This article is from Issue 51: May/June 2011

Eisley Grown Up

After years of personal and professional heartbreak, the indie band returns—wiser and less whimsical.

An artist’s best work is often borne out of personal tragedy.

In the case of the three DuPree sisters from the alt-pop band Eisley, such inspiring heartbreak took the forms of a painful breakup, a broken engagement and a divorce. The entire band, which includes brother Weston DuPree and cousin Garron DuPree, also recently experienced the calamity of a professional divorce with Warner Bros. Records/Reprise Records, who released their first two albums and several EPs.

The sisters, Stacy, 22, Chauntelle, 29, and Sherri, 27, huddle close together on a couch and—as sisters are wont to do—they speak over each other, finish one another’s sentences and cast knowing looks when thorny subjects come up. When they speak, they do so as if they’re on the other side of it all. They’ve made it through the worst of times. Their easy camaraderie and obvious care for one another suggests they haven’t escaped pain unscathed, but the events of their lives have had the positive effect of pushing them closer together than they’ve ever been.

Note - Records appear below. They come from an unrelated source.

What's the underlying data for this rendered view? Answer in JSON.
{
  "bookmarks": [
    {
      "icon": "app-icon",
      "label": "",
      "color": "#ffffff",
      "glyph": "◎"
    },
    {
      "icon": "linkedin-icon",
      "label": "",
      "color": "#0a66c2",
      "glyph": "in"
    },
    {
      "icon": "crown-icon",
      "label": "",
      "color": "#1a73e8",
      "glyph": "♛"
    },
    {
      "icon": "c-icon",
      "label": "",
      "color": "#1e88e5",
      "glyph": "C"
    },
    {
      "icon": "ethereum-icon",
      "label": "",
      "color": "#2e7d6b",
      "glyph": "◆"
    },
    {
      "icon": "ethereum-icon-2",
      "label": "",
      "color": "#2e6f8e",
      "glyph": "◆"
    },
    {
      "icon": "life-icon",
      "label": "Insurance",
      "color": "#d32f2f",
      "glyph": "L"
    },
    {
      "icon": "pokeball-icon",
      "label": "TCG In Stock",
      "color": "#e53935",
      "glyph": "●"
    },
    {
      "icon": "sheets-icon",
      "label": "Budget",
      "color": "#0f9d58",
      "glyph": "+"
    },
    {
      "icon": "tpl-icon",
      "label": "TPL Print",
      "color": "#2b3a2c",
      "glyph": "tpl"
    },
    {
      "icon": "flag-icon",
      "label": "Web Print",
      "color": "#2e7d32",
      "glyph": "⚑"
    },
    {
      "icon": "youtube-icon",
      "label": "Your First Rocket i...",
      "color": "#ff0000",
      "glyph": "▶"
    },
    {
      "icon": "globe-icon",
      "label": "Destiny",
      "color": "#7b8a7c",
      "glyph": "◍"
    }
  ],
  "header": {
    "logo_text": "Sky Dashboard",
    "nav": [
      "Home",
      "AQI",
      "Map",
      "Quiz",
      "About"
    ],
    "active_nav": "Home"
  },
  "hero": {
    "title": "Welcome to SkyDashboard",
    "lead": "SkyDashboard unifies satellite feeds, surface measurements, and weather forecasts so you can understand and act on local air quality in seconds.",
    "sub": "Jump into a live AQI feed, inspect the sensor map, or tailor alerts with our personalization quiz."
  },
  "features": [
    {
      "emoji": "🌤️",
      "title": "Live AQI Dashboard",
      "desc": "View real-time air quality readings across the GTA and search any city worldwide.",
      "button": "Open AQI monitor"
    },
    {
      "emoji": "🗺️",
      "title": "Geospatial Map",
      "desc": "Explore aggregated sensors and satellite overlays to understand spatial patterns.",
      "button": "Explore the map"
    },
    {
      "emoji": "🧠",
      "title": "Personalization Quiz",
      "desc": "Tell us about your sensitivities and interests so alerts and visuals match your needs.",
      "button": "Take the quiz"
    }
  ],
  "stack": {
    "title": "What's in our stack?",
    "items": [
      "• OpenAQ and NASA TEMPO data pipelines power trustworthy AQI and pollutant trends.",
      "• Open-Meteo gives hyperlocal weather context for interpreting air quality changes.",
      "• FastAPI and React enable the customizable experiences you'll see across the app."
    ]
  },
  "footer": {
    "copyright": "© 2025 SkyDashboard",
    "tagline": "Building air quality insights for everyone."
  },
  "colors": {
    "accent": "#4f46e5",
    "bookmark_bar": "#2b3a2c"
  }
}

Marking this milestone is the release of Eisley’s third full-length album, The Valley. The project chronicles the myriad low points the band experienced in the four years since their critically acclaimed Combinations, and the new direction they’ve been given as a result. What Eisley was has passed away. But there is also the promise of something new.

“It’s kind of like the end of an era for us,” says Sherri, who sings and plays guitar. “We’re starting over with a new label and everything. It’s going to be different.”

Love Lost ... and Found Again

The Valley, which came out in March, is a continuation of Eisley’s trademark bittersweet pop-rock, but presented in a more grown-up tone. The mature viewpoint is largely the result of Sherri’s divorce from Chad Gilbert, guitarist for New Found Glory.

“My songs kind of follow a story of finding out that I was going to be divorced, accepting that and moving on from that and then falling in love again,” says Sherri, now married to Max Bemis, frontman for the band Say Anything. “My part of the record is kind of a concept and takes a journey.”

Stacy, the band’s other chief lyricist, singer and keyboardist, couldn’t help but feel her sister’s pain as she penned her lyrics.